> _EXERCISE REQUIREMENTS_:
The answer must consist of every line below containing "icon".

> _Records from a data source_:

□ □ □ □ □

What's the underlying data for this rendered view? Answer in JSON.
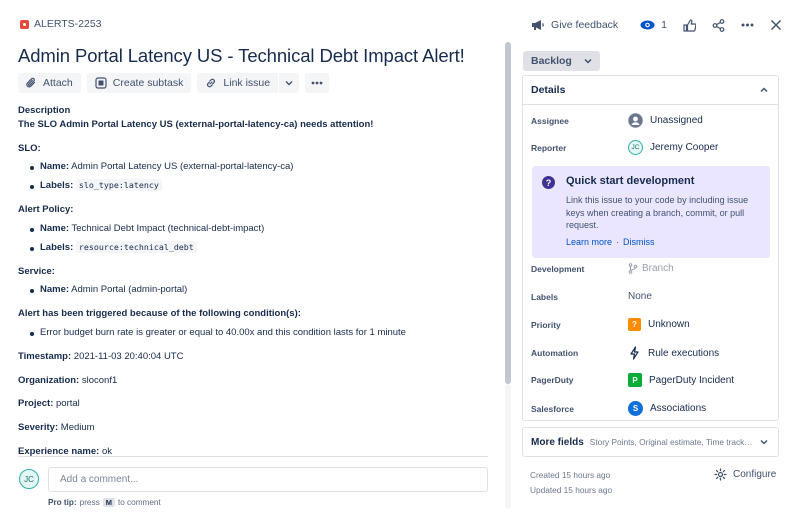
{
  "issue": {
    "key": "ALERTS-2253",
    "title": "Admin Portal Latency US - Technical Debt Impact Alert!"
  },
  "top_actions": {
    "feedback_label": "Give feedback",
    "watch_count": "1"
  },
  "toolbar": {
    "attach_label": "Attach",
    "subtask_label": "Create subtask",
    "link_label": "Link issue"
  },
  "description": {
    "heading": "Description",
    "intro": "The SLO Admin Portal Latency US (external-portal-latency-ca) needs attention!",
    "slo_heading": "SLO:",
    "slo_name_label": "Name:",
    "slo_name": "Admin Portal Latency US (external-portal-latency-ca)",
    "slo_labels_label": "Labels:",
    "slo_labels": "slo_type:latency",
    "policy_heading": "Alert Policy:",
    "policy_name_label": "Name:",
    "policy_name": "Technical Debt Impact (technical-debt-impact)",
    "policy_labels_label": "Labels:",
    "policy_labels": "resource:technical_debt",
    "service_heading": "Service:",
    "service_name_label": "Name:",
    "service_name": "Admin Portal (admin-portal)",
    "condition_heading": "Alert has been triggered because of the following condition(s):",
    "condition": "Error budget burn rate is greater or equal to 40.00x and this condition lasts for 1 minute",
    "timestamp_label": "Timestamp:",
    "timestamp": "2021-11-03 20:40:04 UTC",
    "org_label": "Organization:",
    "org": "sloconf1",
    "project_label": "Project:",
    "project": "portal",
    "severity_label": "Severity:",
    "severity": "Medium",
    "experience_label": "Experience name:",
    "experience": "ok"
  },
  "comment": {
    "avatar_initials": "JC",
    "placeholder": "Add a comment...",
    "pro_tip_label": "Pro tip:",
    "pro_tip_pre": "press",
    "pro_tip_key": "M",
    "pro_tip_post": "to comment"
  },
  "status": {
    "label": "Backlog"
  },
  "details": {
    "heading": "Details",
    "assignee_label": "Assignee",
    "assignee": "Unassigned",
    "reporter_label": "Reporter",
    "reporter": "Jeremy Cooper",
    "reporter_initials": "JC",
    "quick_start": {
      "title": "Quick start development",
      "text": "Link this issue to your code by including issue keys when creating a branch, commit, or pull request.",
      "learn_more": "Learn more",
      "separator": "·",
      "dismiss": "Dismiss"
    },
    "development_label": "Development",
    "development": "Branch",
    "labels_label": "Labels",
    "labels": "None",
    "priority_label": "Priority",
    "priority": "Unknown",
    "automation_label": "Automation",
    "automation": "Rule executions",
    "pagerduty_label": "PagerDuty",
    "pagerduty": "PagerDuty Incident",
    "salesforce_label": "Salesforce",
    "salesforce": "Associations"
  },
  "more_fields": {
    "title": "More fields",
    "subtitle": "Story Points, Original estimate, Time tracking,..."
  },
  "meta": {
    "created": "Created 15 hours ago",
    "updated": "Updated 15 hours ago",
    "configure_label": "Configure"
  },
  "colors": {
    "accent": "#0052cc",
    "bug": "#e5493a",
    "quick_start_bg": "#eae6ff",
    "pagerduty": "#06ac38",
    "salesforce": "#0d6fd8",
    "priority": "#ff8b00"
  }
}
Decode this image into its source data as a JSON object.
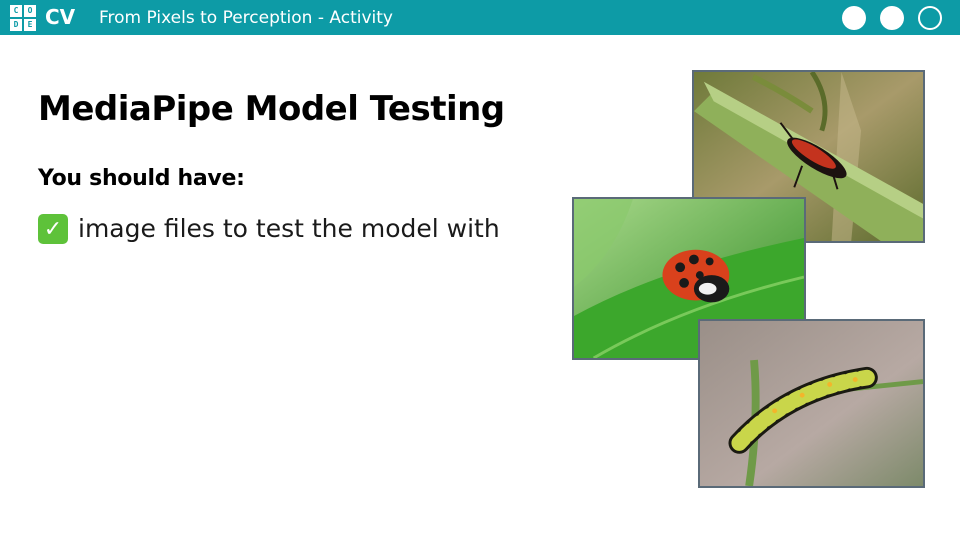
{
  "header": {
    "logo_letters": [
      "C",
      "O",
      "D",
      "E"
    ],
    "brand": "CV",
    "deck_title": "From Pixels to Perception - Activity",
    "nav_dots": [
      "filled",
      "filled",
      "outline"
    ],
    "bar_color": "#0d9ba6"
  },
  "slide": {
    "title": "MediaPipe Model Testing",
    "subtitle": "You should have:",
    "check_icon": "white-heavy-check-mark-icon",
    "check_symbol": "✓",
    "check_text": "image files to test the model with"
  },
  "images": [
    {
      "subject": "boxelder-bug-icon"
    },
    {
      "subject": "ladybug-icon"
    },
    {
      "subject": "caterpillar-icon"
    }
  ]
}
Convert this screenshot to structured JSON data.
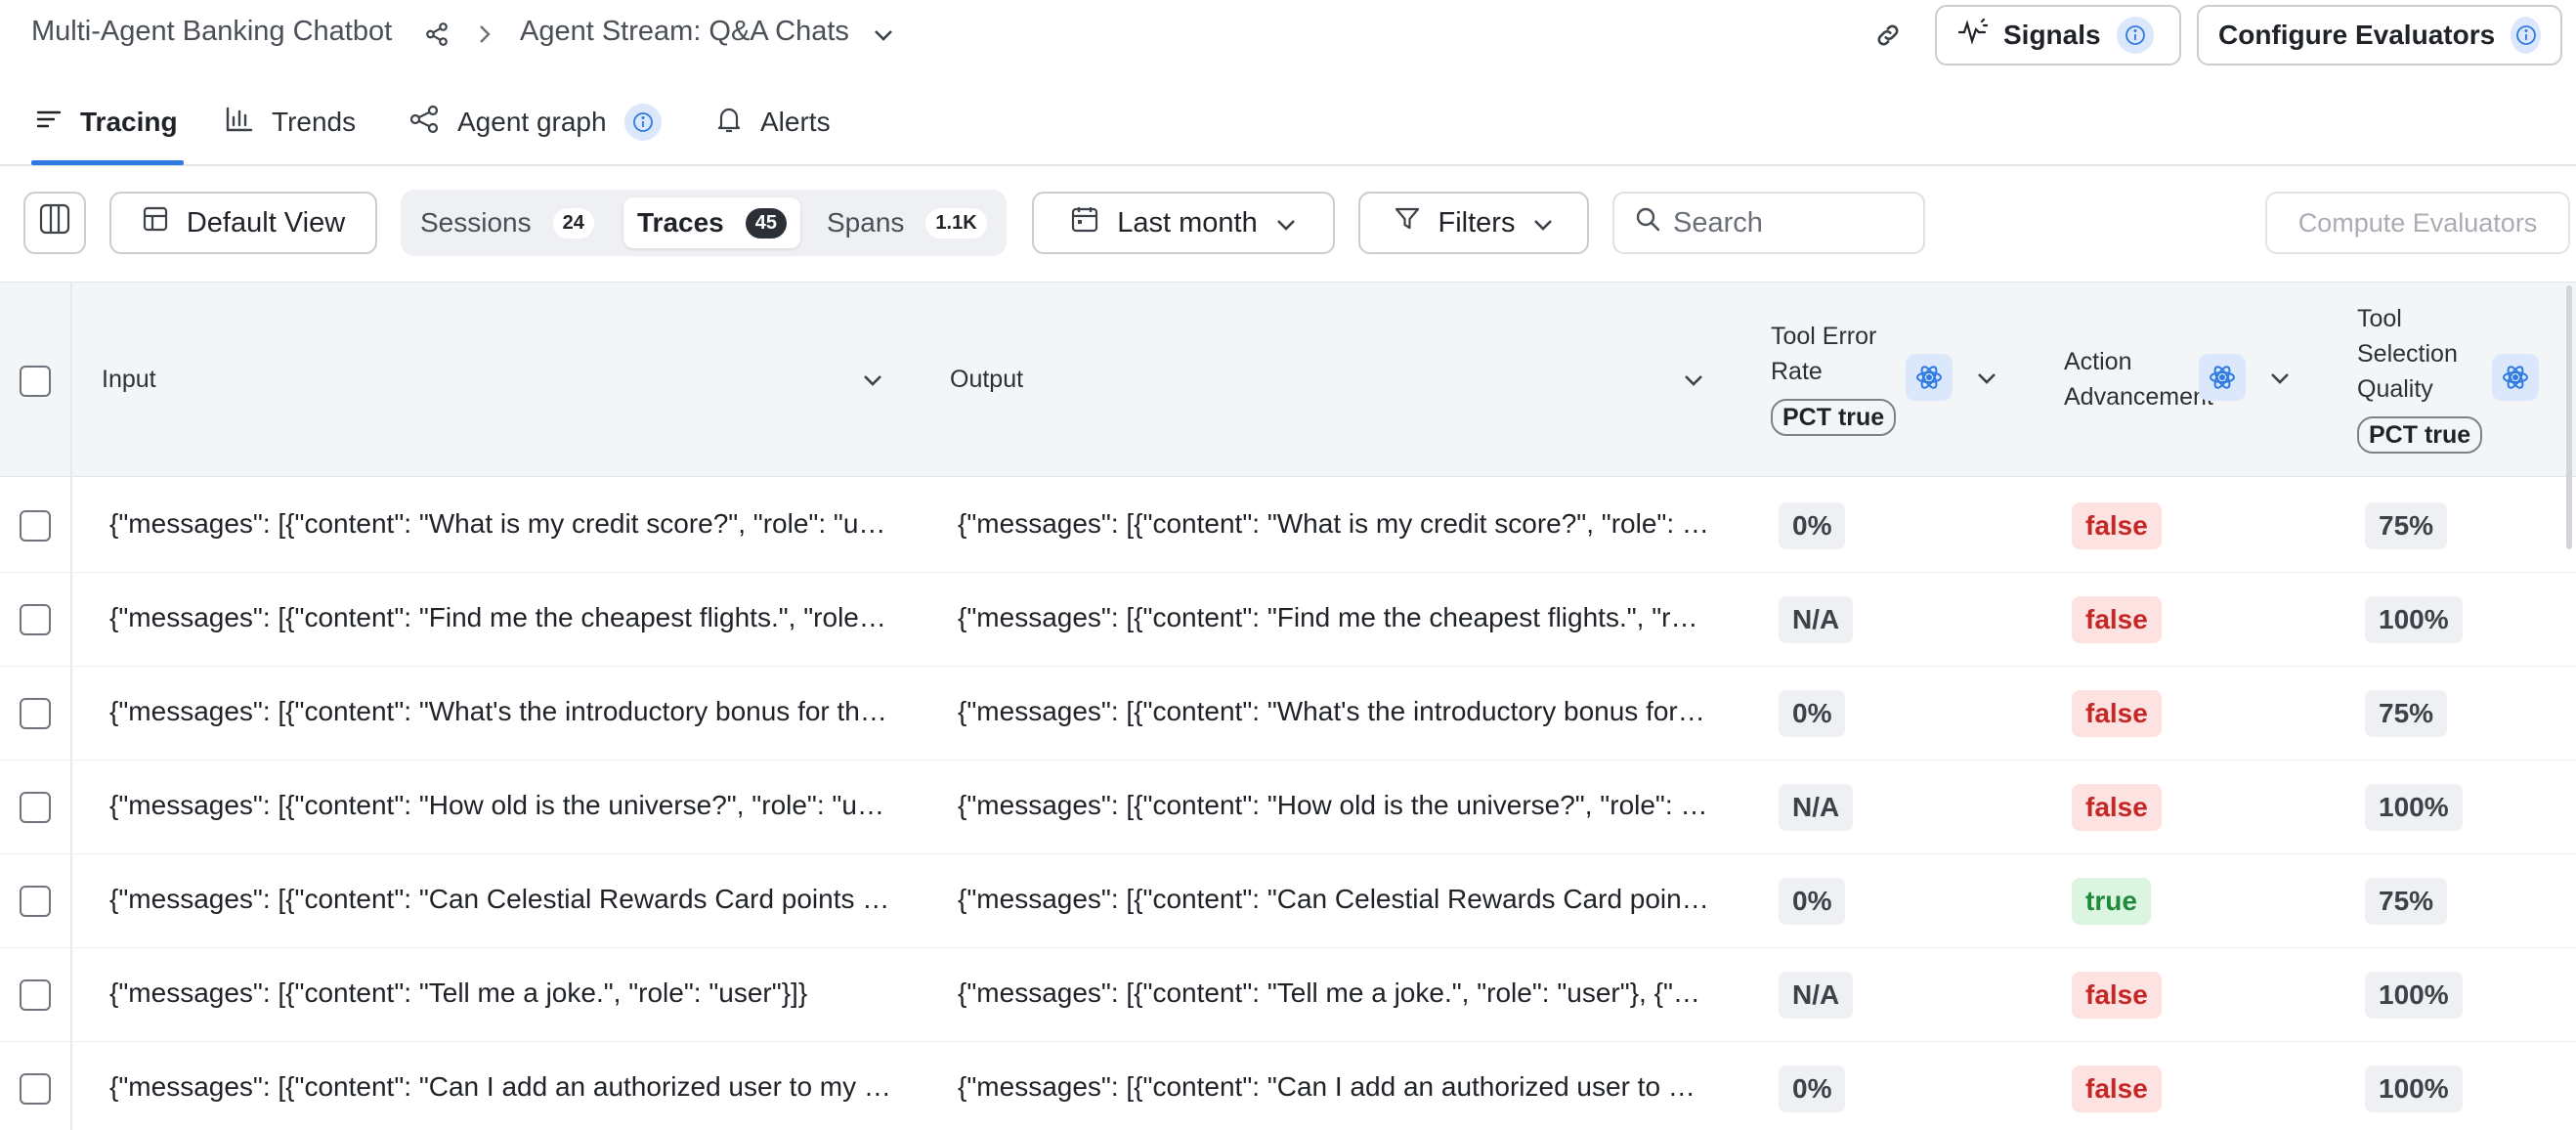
{
  "breadcrumb": {
    "project": "Multi-Agent Banking Chatbot",
    "stream": "Agent Stream: Q&A Chats"
  },
  "header_buttons": {
    "signals": "Signals",
    "configure": "Configure Evaluators"
  },
  "tabs": [
    {
      "label": "Tracing",
      "active": true
    },
    {
      "label": "Trends",
      "active": false
    },
    {
      "label": "Agent graph",
      "active": false
    },
    {
      "label": "Alerts",
      "active": false
    }
  ],
  "toolbar": {
    "view": "Default View",
    "segments": [
      {
        "label": "Sessions",
        "count": "24",
        "active": false
      },
      {
        "label": "Traces",
        "count": "45",
        "active": true
      },
      {
        "label": "Spans",
        "count": "1.1K",
        "active": false
      }
    ],
    "date_range": "Last month",
    "filters": "Filters",
    "search_placeholder": "Search",
    "compute": "Compute Evaluators"
  },
  "table": {
    "columns": {
      "input": "Input",
      "output": "Output",
      "tool_error_rate": "Tool Error Rate",
      "tool_error_rate_agg": "PCT true",
      "action_advancement": "Action Advancement",
      "tool_selection_quality": "Tool Selection Quality",
      "tool_selection_quality_agg": "PCT true"
    },
    "rows": [
      {
        "input": "{\"messages\": [{\"content\": \"What is my credit score?\", \"role\": \"user\"}]}",
        "output": "{\"messages\": [{\"content\": \"What is my credit score?\", \"role\": \"user\"}, {\"content\": \"\"}]}",
        "tool_error_rate": "0%",
        "action_advancement": "false",
        "tool_selection_quality": "75%"
      },
      {
        "input": "{\"messages\": [{\"content\": \"Find me the cheapest flights.\", \"role\": \"user\"}]}",
        "output": "{\"messages\": [{\"content\": \"Find me the cheapest flights.\", \"role\": \"user\"}]}",
        "tool_error_rate": "N/A",
        "action_advancement": "false",
        "tool_selection_quality": "100%"
      },
      {
        "input": "{\"messages\": [{\"content\": \"What's the introductory bonus for the card?\"}]}",
        "output": "{\"messages\": [{\"content\": \"What's the introductory bonus for the card?\"}]}",
        "tool_error_rate": "0%",
        "action_advancement": "false",
        "tool_selection_quality": "75%"
      },
      {
        "input": "{\"messages\": [{\"content\": \"How old is the universe?\", \"role\": \"user\"}]}",
        "output": "{\"messages\": [{\"content\": \"How old is the universe?\", \"role\": \"user\"}]}",
        "tool_error_rate": "N/A",
        "action_advancement": "false",
        "tool_selection_quality": "100%"
      },
      {
        "input": "{\"messages\": [{\"content\": \"Can Celestial Rewards Card points be transferred?\"}]}",
        "output": "{\"messages\": [{\"content\": \"Can Celestial Rewards Card points be transferred?\"}]}",
        "tool_error_rate": "0%",
        "action_advancement": "true",
        "tool_selection_quality": "75%"
      },
      {
        "input": "{\"messages\": [{\"content\": \"Tell me a joke.\", \"role\": \"user\"}]}",
        "output": "{\"messages\": [{\"content\": \"Tell me a joke.\", \"role\": \"user\"}, {\"content\": \"\"}]}",
        "tool_error_rate": "N/A",
        "action_advancement": "false",
        "tool_selection_quality": "100%"
      },
      {
        "input": "{\"messages\": [{\"content\": \"Can I add an authorized user to my account?\"}]}",
        "output": "{\"messages\": [{\"content\": \"Can I add an authorized user to my account?\"}]}",
        "tool_error_rate": "0%",
        "action_advancement": "false",
        "tool_selection_quality": "100%"
      }
    ]
  },
  "colors": {
    "accent": "#2f7ae0",
    "false_bg": "#fde2e2",
    "false_text": "#c62828",
    "true_bg": "#dcf5e0",
    "true_text": "#1e8a3c"
  }
}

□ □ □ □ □

> _SOLUTION_:
    "check_icon": "white-heavy-check-mark-icon",
      "subject": "boxelder-bug-icon"
      "subject": "ladybug-icon"
      "subject": "caterpillar-icon"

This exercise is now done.